This is especially frustrating for the female workforce that had been fighting successfully to narrow the gender gap in myriad areas during recent years. Now, this pandemic-led recession threatens to wipe much of that hard-earned progress away. According to Zillow’s report, this year began strong—with more women than ever holding their own in the workforce. Women were also starting to earn more income, and women-headed households were even increasing in value. All signs pointed to go.

However, the arrival of COVID-19 to the scene not only paused that progress, but it very likely looks to have sent women several steps back, especially in the areas of housing and employment. Data supporting this assertion includes the fact that unemployment claims for women shot up 1,368% (year over year) at the height of the COVID-19 recession. Also, just this past month, a shocking statistic of 80% of those dropping out of the workforce were reported to be women.

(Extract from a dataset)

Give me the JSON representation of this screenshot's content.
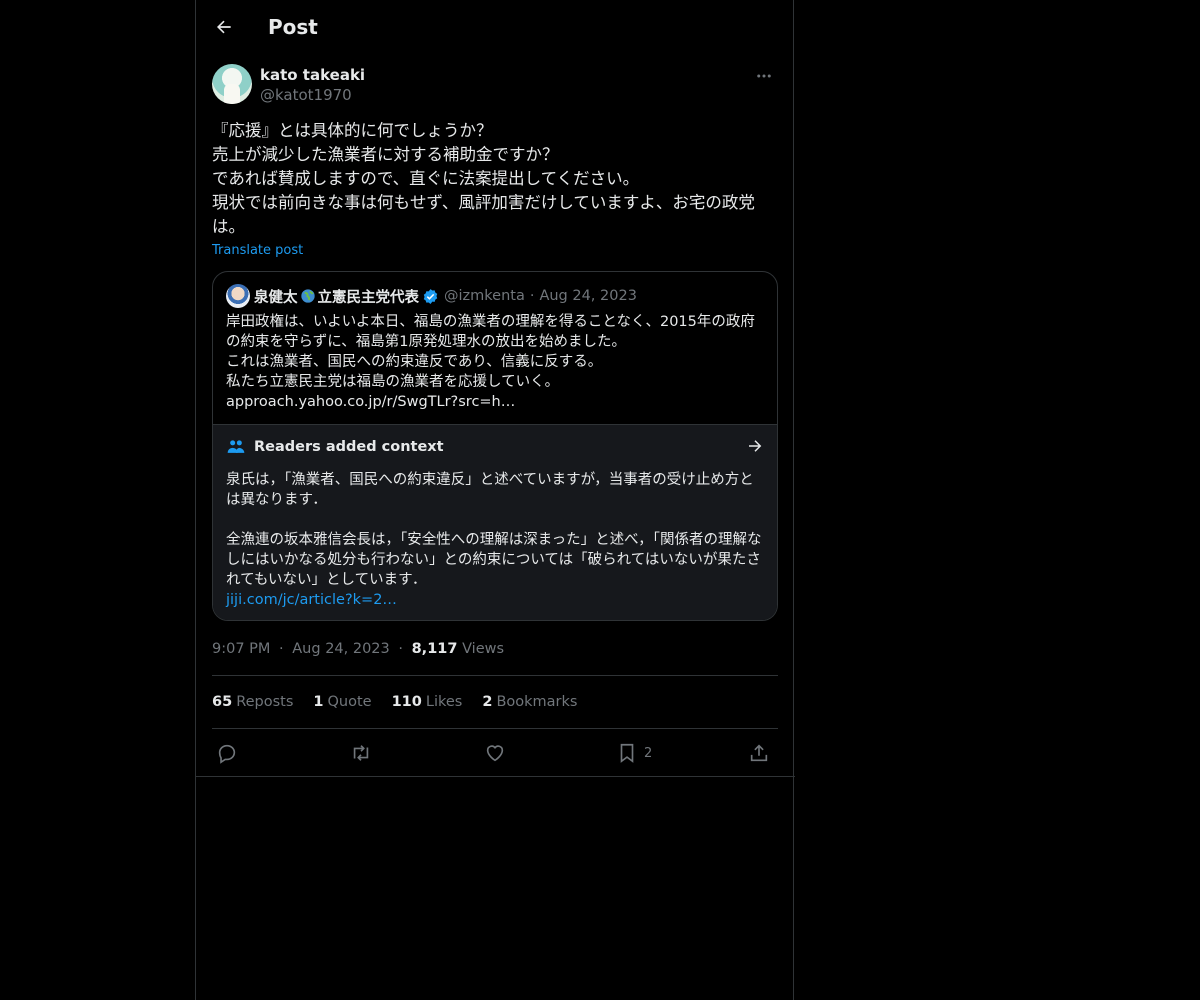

More bad news on this same front shows data revealing that renters, who have been known to be the hardest group hit by the recession in the area of housing, are far more likely to be women. And among those women renters, almost half reported spending almost a third of their income (30% at least) on housing costs.

"Beyond the social and cultural pressures on women to be the primary caretakers in their households, there are significantly more female-headed households led by single parents," Zillow reported. "Female-headed renter households are more than twice as likely as male-headed renter households to be single parents—70% of mothers who are household heads are single parents, compared to only 32% of fathers."

Reports suggest [2] the "double hit" of being more likely to work in industries affected by layoffs, and, with more schools eschewing in-school education versus virtual, online studies, and a great number of child care facilities shuttering their doors (all due to concerns over the current pandemic), many more working mothers than fathers have reported being out of work due to the rising commitment and need for child care coverage.